Exploring TMJ Disorder Symptoms: Crepitus
“Why is my jaw popping?”
Do you experience clicking, cracking and popping when your jaw opens or closes? Sometimes we all experience temporary jaw sounds. “Crepitus” is the medical term for any clicking, popping or grinding sound that emanates from a joint and, in many cases, it is the result from pressure causing movement and a release of nitrogen gas and bursting synovial fluid. Again, any of these symptoms can be one-time experiences or temporary annoyances.
However, in other cases these sounds can be a symptom of an underlying, more severe issue in the temporomandibular joint (TMJ). This article will cover the differences between jaw popping that may be associated with TMJD and normal joint functions.
In a fascinating study published by the National Center for Biotechnology Information, scientists actually recorded the jaws of their patients. In the study, three dentists listened to and classified the sound recordings as 1) no sound, 2) click, 3) coarse crepitus and 4) fine crepitus. The sounds were recorded with microphones in the ear canal from 126 subjects during vertical opening. The recordings were then digitized and replayed using a computer sound card and speakers.
The dentists found that the sounds made by the jaws of patients with TMJ Disorders were “significantly different” than the sounds made by those without the condition.
Further, studies by dentist/author Rickne Scheid showed that over one-third of his students had some sort of signs of the sound in one side of their jaws. This means that not every case of jaw popping and jaw noise points to a TMJ Disorder. However, jaw noises can be a sign that there could be degeneration to the articular disc or a structural issue with the TMJ that could lead to a disorder in the future.
How Do I know if My Jaw Popping is a Sign of a TMJ Disorder?
If your jaw is popping or making noises, is it also coupled with any of the following symptoms?
- Pain: If your jaw pops and the experience is also painful, you may have more going on than a temporary symptom.
- Lockjaw: If your jaw locks in place when it pops open or closed, you should definitely seek a TMJ dentist’s opinion on your condition. (See below for tips on finding a qualified neuromuscular dentist.)
- Consistent occurrence: Does the popping happen frequently and often during the same types of activities (such as yawning or chewing)? The consistency of the experience may point to a larger jaw issue.
Why Do Jaws Pop?
The temporomandibular joints are the points at which the lower jaw (the mandible) attaches to the skull.
They are among the most complex joints in the human anatomy.

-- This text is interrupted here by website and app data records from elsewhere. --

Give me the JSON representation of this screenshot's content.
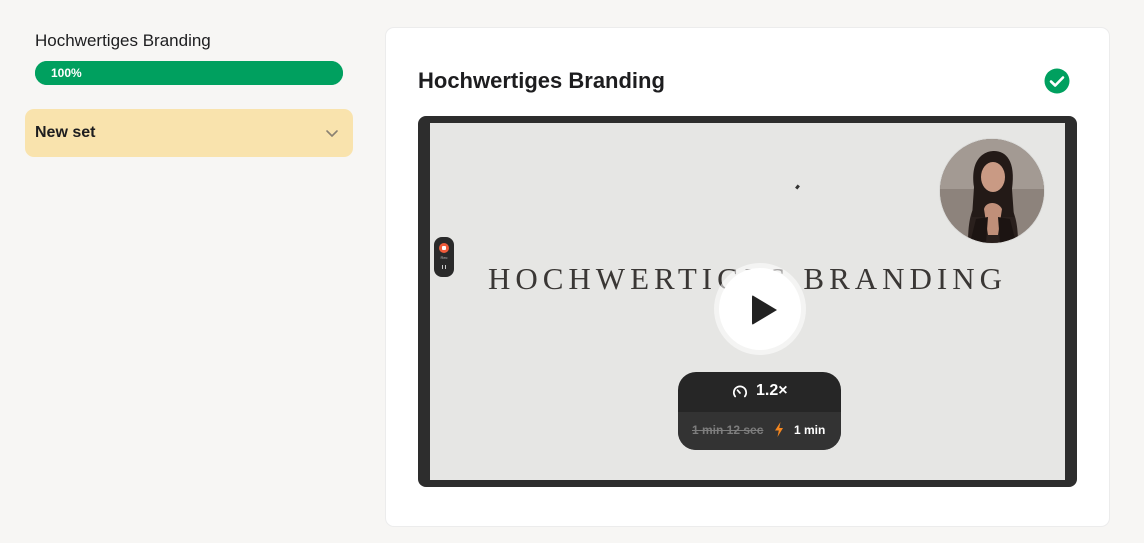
{
  "sidebar": {
    "course_title": "Hochwertiges Branding",
    "progress": {
      "percent_label": "100%",
      "value": 1.0
    },
    "set": {
      "label": "New set"
    }
  },
  "lesson": {
    "title": "Hochwertiges Branding",
    "completed": true,
    "video": {
      "headline": "HOCHWERTIGES BRANDING",
      "speed_label": "1.2×",
      "original_duration": "1 min 12 sec",
      "new_duration": "1 min",
      "recorder_label": "Rec"
    }
  },
  "colors": {
    "accent_green": "#00a05f",
    "set_background": "#f9e3ad",
    "page_background": "#f7f6f4",
    "bolt": "#f4861f"
  },
  "icons": {
    "set_chevron": "chevron-down-icon",
    "completed": "check-circle-icon",
    "play": "play-icon",
    "speed": "speedometer-icon",
    "boost": "lightning-icon"
  }
}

If you place your fingers on the sides of your face, just in front of your ears, and open and close your mouth, you can feel the movement of the mandible in the temporomandibular joints. That is often where jaw popping and noises originate, caused by one of the following:
- The head of the mandible causing pressure on the articular disc and causes the sounds.
- The joint capsule is pressured causing a popping.
- The cartilage in the TMJ has worn down and is causing a grinding noise.
What Should I do if My Jaw Pops?
If you are experiencing popping or a locked jaw, you should see a neuromuscular dentist. He or she will use one of the following techniques to diagnose your condition:
- CT or CAT Scans can provide detail on the bones in the joint and surrounding areas, the sinuses, and the brain.
- MRI shows the soft tissues including the disc and muscles. MRIs can also be taken with the mouth open and closed to show positioning of the disc and muscles in relation to the joints.
- Tomography is a type of x-ray that shows cross sections of the jaw area.
- Other routine dental x-rays can be used to diagnose TMJ disorder that provide views of the head, joint, teeth, and surrounding areas.
What are the Treatments for Jaw Popping?
The neuromuscular dentist may provide you with one of the following treatment regimens, depending on the severity of your condition:
- Pain relievers
- Tricyclic antidepressants, also used for pain relief.
- Muscle relaxants
- Bite guards (oral splints)
- Physical therapy
Surgical or other procedures
- Arthrocentesis. This procedure involves the insertion of needles into the joint so that fluid can be irrigated through the joint to remove debris and inflammatory byproducts.
- Injections, such as corticosteroids
Jaw popping may be related to a bigger issue with your jaw joints. In order to be sure, seek the advice of a neuromuscular dentist. Finding a qualified specialist in your area is easy on Leading Dentists search page
- Quantitative description of temporomandibular joint sounds: defining clicking, popping, egg shell crackling and footsteps on gravel. http://www.ncbi.nlm.nih.gov/pubmed/11380788
- Academy of General Dentistry, http://www.knowyourteeth.com/infobites/abc/article/?abc=s&iid=334&aid=1349